This story first appeared in the April 3, 2013 issue of WWD. Subscribe Today.
The jewel box space, on a heavily trafficked stretch in SoHo, was conceived as an all-white showcase for the colorfully patterned Happy Socks designs. “We wanted an empty canvas where the socks speak for themselves. It’s like a candy store,” said Mikael Soderlindh, who cofounded Happy Socks with creative director Viktor Tell in 2008.
The SoHo store is the brand’s sixth retail unit worldwide. The company operates directly owned stores in Stockholm and Malmö, Sweden, as well as one unit in Tokyo. Local distribution partners operate retail locations in Hong Kong and Taipei.
Later this year a flagship will open in London, as well as additional units in Tokyo and Osaka, Japan. Next year a store is planned for Paris.
Happy Socks is now in about 70 markets around the world, with 60 distribution partners. United Legwear has grown the U.S. into the brand’s largest market, followed by Europe and Japan.
Happy Socks, which retail on average for $12 a pair, has helped fuel the trend of attention-grabbing fashion socks for both men and women. The brand will sell 10 million pairs of socks this year, worth about $120 million at retail, double that of 2012, according to the company.

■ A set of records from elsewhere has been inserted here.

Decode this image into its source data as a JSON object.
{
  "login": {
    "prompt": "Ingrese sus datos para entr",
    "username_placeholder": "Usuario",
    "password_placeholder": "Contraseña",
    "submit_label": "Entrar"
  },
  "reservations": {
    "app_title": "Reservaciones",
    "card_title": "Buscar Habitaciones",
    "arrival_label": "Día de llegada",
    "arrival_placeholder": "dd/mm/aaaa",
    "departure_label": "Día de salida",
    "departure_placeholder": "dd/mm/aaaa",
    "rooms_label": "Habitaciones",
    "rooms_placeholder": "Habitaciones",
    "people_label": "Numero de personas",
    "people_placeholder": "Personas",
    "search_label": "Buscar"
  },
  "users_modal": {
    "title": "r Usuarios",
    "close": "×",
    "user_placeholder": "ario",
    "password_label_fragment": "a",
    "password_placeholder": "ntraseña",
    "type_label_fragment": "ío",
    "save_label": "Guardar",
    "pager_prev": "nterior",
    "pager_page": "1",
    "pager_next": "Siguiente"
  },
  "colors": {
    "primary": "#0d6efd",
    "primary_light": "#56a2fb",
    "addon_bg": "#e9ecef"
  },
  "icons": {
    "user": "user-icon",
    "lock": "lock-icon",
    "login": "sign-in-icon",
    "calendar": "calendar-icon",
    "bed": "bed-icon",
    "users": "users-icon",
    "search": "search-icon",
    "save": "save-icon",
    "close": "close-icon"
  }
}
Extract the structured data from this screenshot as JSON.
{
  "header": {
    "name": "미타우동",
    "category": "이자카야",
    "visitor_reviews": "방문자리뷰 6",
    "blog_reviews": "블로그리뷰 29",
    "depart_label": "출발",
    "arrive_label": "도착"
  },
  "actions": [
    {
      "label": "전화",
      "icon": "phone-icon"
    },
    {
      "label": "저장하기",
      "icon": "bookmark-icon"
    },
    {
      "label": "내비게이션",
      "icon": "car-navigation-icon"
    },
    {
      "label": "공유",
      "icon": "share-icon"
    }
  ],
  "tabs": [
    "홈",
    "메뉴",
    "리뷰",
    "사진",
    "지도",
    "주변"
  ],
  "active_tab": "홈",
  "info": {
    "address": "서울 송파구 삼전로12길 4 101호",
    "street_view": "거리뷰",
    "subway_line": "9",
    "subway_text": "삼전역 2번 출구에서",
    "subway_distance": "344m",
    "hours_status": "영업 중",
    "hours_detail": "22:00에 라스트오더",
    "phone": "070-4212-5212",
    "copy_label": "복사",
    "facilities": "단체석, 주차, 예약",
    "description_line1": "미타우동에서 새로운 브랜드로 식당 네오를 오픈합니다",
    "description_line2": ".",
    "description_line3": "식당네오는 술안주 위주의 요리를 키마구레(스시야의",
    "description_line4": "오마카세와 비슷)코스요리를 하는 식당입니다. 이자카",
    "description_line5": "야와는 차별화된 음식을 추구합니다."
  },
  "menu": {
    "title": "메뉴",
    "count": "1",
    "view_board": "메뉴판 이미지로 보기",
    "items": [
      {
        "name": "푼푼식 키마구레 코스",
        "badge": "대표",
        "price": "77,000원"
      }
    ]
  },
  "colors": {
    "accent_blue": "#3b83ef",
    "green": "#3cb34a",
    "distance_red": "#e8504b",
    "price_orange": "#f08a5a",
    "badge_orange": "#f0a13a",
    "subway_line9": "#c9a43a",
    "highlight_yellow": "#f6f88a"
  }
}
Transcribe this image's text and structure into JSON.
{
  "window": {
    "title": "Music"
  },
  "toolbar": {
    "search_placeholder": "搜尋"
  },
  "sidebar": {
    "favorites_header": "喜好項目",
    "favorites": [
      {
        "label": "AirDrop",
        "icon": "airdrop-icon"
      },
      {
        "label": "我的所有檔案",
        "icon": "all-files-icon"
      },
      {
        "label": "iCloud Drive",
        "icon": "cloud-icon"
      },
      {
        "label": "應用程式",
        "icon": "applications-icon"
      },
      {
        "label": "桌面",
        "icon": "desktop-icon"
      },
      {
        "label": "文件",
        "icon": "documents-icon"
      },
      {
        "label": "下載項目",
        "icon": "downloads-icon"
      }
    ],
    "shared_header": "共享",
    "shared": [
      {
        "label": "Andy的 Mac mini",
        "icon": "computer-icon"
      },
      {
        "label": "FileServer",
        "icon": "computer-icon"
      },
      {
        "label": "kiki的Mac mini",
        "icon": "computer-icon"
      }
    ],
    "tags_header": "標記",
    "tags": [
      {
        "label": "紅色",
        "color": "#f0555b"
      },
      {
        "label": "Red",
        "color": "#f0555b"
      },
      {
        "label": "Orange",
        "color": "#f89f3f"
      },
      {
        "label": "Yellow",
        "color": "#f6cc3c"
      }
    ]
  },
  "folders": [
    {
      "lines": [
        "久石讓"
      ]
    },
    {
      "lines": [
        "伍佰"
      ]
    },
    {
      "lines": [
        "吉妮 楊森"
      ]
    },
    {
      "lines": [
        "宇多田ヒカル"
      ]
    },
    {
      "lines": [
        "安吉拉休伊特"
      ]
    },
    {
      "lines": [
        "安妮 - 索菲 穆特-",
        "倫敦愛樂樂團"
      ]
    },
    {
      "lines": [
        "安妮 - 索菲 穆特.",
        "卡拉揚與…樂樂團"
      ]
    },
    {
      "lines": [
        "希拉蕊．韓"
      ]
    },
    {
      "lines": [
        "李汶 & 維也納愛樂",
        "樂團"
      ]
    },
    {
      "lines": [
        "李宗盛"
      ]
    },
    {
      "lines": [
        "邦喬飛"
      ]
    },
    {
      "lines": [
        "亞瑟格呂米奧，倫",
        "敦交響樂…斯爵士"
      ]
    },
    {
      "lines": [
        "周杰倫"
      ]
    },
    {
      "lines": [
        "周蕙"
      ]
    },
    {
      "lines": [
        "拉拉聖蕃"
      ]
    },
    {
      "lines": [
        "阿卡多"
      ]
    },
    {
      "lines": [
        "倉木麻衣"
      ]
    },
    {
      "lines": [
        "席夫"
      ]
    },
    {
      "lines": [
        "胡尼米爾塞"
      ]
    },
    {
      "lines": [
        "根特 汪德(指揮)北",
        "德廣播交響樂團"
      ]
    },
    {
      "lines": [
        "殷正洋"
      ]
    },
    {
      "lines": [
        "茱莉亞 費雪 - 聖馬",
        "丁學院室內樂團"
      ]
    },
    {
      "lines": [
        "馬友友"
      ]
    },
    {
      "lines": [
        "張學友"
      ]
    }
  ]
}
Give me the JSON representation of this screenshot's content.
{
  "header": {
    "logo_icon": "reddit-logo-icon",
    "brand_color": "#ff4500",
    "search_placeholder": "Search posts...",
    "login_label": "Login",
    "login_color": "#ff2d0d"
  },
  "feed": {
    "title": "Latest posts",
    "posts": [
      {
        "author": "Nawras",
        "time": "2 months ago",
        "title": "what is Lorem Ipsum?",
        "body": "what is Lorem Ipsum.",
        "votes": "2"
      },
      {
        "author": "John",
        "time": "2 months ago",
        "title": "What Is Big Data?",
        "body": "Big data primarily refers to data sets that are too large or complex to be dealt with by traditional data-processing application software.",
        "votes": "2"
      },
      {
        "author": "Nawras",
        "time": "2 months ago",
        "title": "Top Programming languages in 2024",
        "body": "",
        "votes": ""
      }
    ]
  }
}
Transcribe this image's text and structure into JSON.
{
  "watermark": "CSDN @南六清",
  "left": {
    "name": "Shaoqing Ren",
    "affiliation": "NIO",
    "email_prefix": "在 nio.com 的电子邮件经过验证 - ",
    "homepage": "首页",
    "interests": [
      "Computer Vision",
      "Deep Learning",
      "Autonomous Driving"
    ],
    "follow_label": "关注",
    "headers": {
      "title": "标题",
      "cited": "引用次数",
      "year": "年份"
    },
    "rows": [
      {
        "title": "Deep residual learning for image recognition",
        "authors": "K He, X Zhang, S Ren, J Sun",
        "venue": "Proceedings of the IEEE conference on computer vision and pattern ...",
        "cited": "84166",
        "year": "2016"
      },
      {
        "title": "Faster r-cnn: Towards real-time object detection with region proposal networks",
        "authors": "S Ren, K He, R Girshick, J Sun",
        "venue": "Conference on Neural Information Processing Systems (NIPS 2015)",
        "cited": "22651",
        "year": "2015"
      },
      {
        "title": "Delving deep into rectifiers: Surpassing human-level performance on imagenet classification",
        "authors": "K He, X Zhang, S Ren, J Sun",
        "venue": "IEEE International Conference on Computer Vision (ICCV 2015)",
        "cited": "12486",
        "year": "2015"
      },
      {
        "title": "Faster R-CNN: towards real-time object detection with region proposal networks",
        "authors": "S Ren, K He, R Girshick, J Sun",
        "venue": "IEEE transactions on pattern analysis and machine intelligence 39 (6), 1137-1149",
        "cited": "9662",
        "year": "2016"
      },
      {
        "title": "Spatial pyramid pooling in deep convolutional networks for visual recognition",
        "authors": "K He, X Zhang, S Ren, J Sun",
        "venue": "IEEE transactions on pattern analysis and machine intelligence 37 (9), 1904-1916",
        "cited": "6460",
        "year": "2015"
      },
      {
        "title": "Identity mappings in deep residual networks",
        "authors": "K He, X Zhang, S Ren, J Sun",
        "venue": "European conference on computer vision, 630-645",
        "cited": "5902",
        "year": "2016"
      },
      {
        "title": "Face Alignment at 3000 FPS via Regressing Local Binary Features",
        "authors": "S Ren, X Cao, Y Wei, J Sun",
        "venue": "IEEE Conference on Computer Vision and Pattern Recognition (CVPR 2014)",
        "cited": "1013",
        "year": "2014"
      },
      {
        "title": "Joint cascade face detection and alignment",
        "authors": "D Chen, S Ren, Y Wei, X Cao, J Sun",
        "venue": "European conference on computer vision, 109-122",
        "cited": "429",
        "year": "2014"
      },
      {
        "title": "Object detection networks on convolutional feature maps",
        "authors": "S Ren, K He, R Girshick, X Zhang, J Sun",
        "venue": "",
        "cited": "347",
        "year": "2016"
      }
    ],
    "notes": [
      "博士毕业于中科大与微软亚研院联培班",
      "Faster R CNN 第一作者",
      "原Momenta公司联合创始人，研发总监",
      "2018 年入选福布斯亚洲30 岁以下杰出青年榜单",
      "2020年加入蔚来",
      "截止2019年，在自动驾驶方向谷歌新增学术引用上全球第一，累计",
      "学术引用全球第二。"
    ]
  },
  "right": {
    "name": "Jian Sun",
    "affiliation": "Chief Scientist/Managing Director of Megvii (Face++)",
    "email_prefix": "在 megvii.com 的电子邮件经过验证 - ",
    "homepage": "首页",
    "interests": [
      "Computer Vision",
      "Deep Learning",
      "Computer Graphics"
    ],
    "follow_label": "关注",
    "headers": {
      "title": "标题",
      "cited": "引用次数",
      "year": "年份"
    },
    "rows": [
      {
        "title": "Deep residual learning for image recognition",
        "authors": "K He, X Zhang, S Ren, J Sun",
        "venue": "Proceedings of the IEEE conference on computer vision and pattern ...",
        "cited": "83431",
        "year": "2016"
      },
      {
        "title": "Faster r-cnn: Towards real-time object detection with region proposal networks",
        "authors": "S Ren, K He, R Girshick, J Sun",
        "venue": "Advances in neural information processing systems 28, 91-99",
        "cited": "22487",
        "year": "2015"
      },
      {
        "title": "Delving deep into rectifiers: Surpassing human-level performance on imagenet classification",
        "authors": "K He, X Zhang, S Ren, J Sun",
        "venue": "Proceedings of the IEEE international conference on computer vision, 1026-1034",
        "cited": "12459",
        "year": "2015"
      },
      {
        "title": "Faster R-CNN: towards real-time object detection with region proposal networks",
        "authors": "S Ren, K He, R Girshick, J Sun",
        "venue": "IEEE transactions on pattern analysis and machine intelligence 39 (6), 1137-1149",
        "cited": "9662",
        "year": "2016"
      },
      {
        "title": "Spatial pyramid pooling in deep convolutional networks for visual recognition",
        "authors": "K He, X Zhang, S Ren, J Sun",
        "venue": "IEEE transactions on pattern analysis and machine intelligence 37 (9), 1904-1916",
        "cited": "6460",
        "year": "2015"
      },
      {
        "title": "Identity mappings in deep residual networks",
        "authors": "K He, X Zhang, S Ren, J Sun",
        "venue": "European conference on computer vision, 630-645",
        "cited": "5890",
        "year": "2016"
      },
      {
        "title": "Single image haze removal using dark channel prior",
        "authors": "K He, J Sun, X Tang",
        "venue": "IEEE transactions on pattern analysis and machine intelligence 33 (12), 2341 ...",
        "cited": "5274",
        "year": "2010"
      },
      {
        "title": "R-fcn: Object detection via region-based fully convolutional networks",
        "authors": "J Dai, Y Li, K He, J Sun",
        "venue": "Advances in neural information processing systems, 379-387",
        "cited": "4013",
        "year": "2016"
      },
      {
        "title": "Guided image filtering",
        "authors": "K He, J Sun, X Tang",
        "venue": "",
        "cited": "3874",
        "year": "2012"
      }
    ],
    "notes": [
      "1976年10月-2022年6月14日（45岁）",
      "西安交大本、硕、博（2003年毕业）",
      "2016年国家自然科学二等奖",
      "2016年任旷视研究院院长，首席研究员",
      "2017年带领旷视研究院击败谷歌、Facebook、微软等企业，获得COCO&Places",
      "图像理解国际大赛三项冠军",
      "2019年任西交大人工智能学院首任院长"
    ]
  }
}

The brand offers 80 to 100 different unisex sock styles per season. Designs come in two sizes, which are split relatively evenly in sales, indicating a solidly dual-gender customer base. “The fashion sock category has exploded, and Happy Socks is the best-known brand in the category,” said Rita Polidori O’Brien, vice president of licensing and marketing at New York-based United Legwear Co.
The brand is wholesaled to Nordstrom, Bloomingdale’s, Madewell, Crewcuts by J. Crew, Kitson and Opening Ceremony, and has grown into United Legwear’s third-biggest business, behind Puma and Skechers.